In the entries below, find each line with the string "title" and copy it.

________

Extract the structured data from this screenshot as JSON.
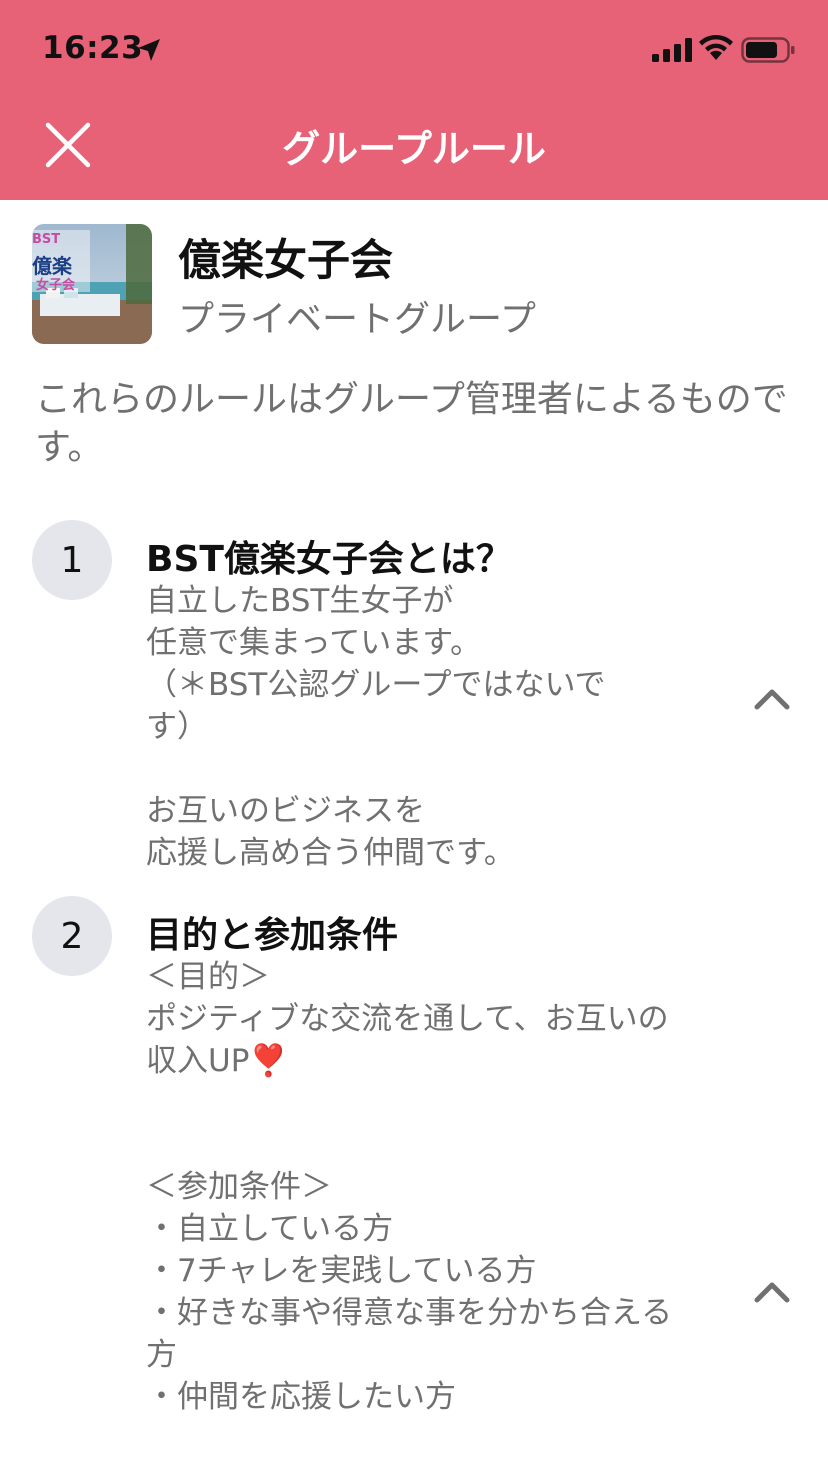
{
  "status_bar": {
    "time": "16:23"
  },
  "header": {
    "title": "グループルール"
  },
  "group": {
    "thumbnail_text_top": "BST",
    "thumbnail_text_mid": "億楽",
    "thumbnail_text_bottom": "女子会",
    "name": "億楽女子会",
    "type": "プライベートグループ"
  },
  "intro": "これらのルールはグループ管理者によるものです。",
  "rules": [
    {
      "number": "1",
      "title": "BST億楽女子会とは？",
      "lines": [
        "自立したBST生女子が",
        "任意で集まっています。",
        "（＊BST公認グループではないで",
        "す）",
        "",
        "お互いのビジネスを",
        "応援し高め合う仲間です。"
      ]
    },
    {
      "number": "2",
      "title": "目的と参加条件",
      "lines": [
        "＜目的＞",
        "ポジティブな交流を通して、お互いの",
        "収入UP❣️",
        "",
        "",
        "＜参加条件＞",
        "・自立している方",
        "・7チャレを実践している方",
        "・好きな事や得意な事を分かち合える",
        "方",
        "・仲間を応援したい方"
      ]
    }
  ],
  "colors": {
    "accent": "#e86277",
    "muted_text": "#707070",
    "chip_bg": "#e5e6eb"
  }
}
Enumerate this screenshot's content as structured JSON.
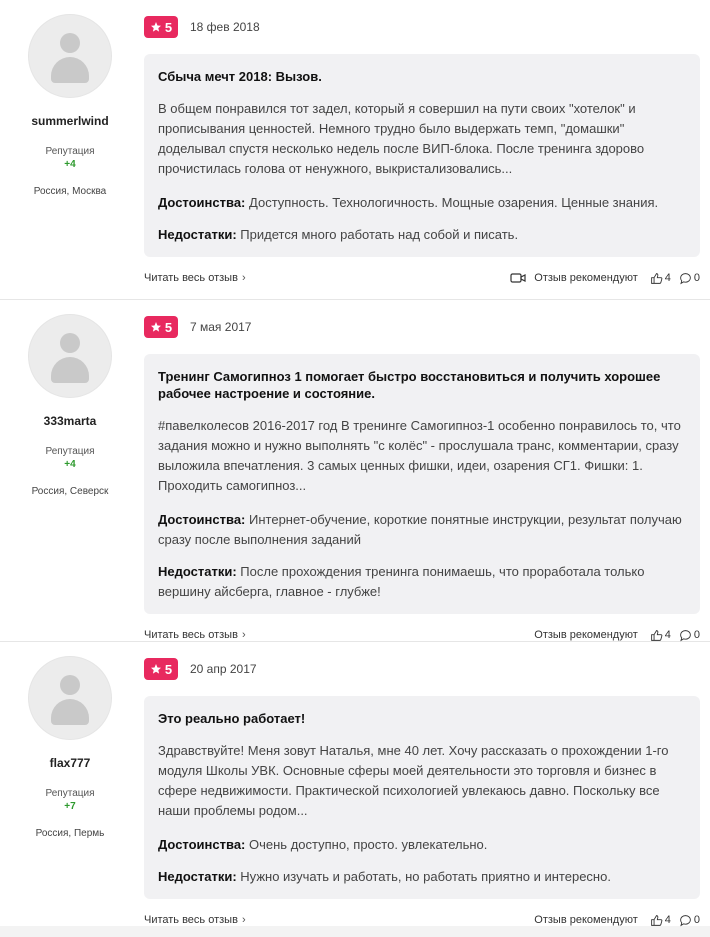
{
  "reviews": [
    {
      "username": "summerlwind",
      "reputation_label": "Репутация",
      "reputation": "+4",
      "location": "Россия, Москва",
      "rating": "5",
      "date": "18 фев 2018",
      "title": "Сбыча мечт 2018: Вызов.",
      "text": "В общем понравился тот задел, который я совершил на пути своих \"хотелок\" и прописывания ценностей. Немного трудно было выдержать темп, \"домашки\" доделывал спустя несколько недель после ВИП-блока. После тренинга здорово прочистилась голова от ненужного, выкристализовались...",
      "pros_label": "Достоинства:",
      "pros": "Доступность. Технологичность. Мощные озарения. Ценные знания.",
      "cons_label": "Недостатки:",
      "cons": "Придется много работать над собой и писать.",
      "read_more": "Читать весь отзыв",
      "recommend": "Отзыв рекомендуют",
      "likes": "4",
      "comments": "0",
      "has_video": true
    },
    {
      "username": "333marta",
      "reputation_label": "Репутация",
      "reputation": "+4",
      "location": "Россия, Северск",
      "rating": "5",
      "date": "7 мая 2017",
      "title": "Тренинг Самогипноз 1 помогает быстро восстановиться и получить хорошее рабочее настроение и состояние.",
      "text": "#павелколесов 2016-2017 год В тренинге Самогипноз-1 особенно понравилось то, что задания можно и нужно выполнять \"с колёс\" - прослушала транс, комментарии, сразу выложила впечатления. 3 самых ценных фишки, идеи, озарения СГ1. Фишки: 1. Проходить самогипноз...",
      "pros_label": "Достоинства:",
      "pros": "Интернет-обучение, короткие понятные инструкции, результат получаю сразу после выполнения заданий",
      "cons_label": "Недостатки:",
      "cons": "После прохождения тренинга понимаешь, что проработала только вершину айсберга, главное - глубже!",
      "read_more": "Читать весь отзыв",
      "recommend": "Отзыв рекомендуют",
      "likes": "4",
      "comments": "0",
      "has_video": false
    },
    {
      "username": "flax777",
      "reputation_label": "Репутация",
      "reputation": "+7",
      "location": "Россия, Пермь",
      "rating": "5",
      "date": "20 апр 2017",
      "title": "Это реально работает!",
      "text": "Здравствуйте! Меня зовут Наталья, мне 40 лет. Хочу рассказать о прохождении 1-го модуля Школы УВК. Основные сферы моей деятельности это торговля и бизнес в сфере недвижимости. Практической психологией увлекаюсь давно. Поскольку все наши проблемы родом...",
      "pros_label": "Достоинства:",
      "pros": "Очень доступно, просто. увлекательно.",
      "cons_label": "Недостатки:",
      "cons": "Нужно изучать и работать, но работать приятно и интересно.",
      "read_more": "Читать весь отзыв",
      "recommend": "Отзыв рекомендуют",
      "likes": "4",
      "comments": "0",
      "has_video": false
    }
  ],
  "colors": {
    "badge": "#e8295f",
    "reputation": "#2e9a2e",
    "card": "#f1f1f3"
  }
}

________

(COMPLETED TASK)
    "title": "グループルール"
      "title": "BST億楽女子会とは？",
      "title": "目的と参加条件",
      "title": "Сбыча мечт 2018: Вызов.",
      "title": "Тренинг Самогипноз 1 помогает быстро восстановиться и получить хорошее рабочее настроение и состояние.",
      "title": "Это реально работает!",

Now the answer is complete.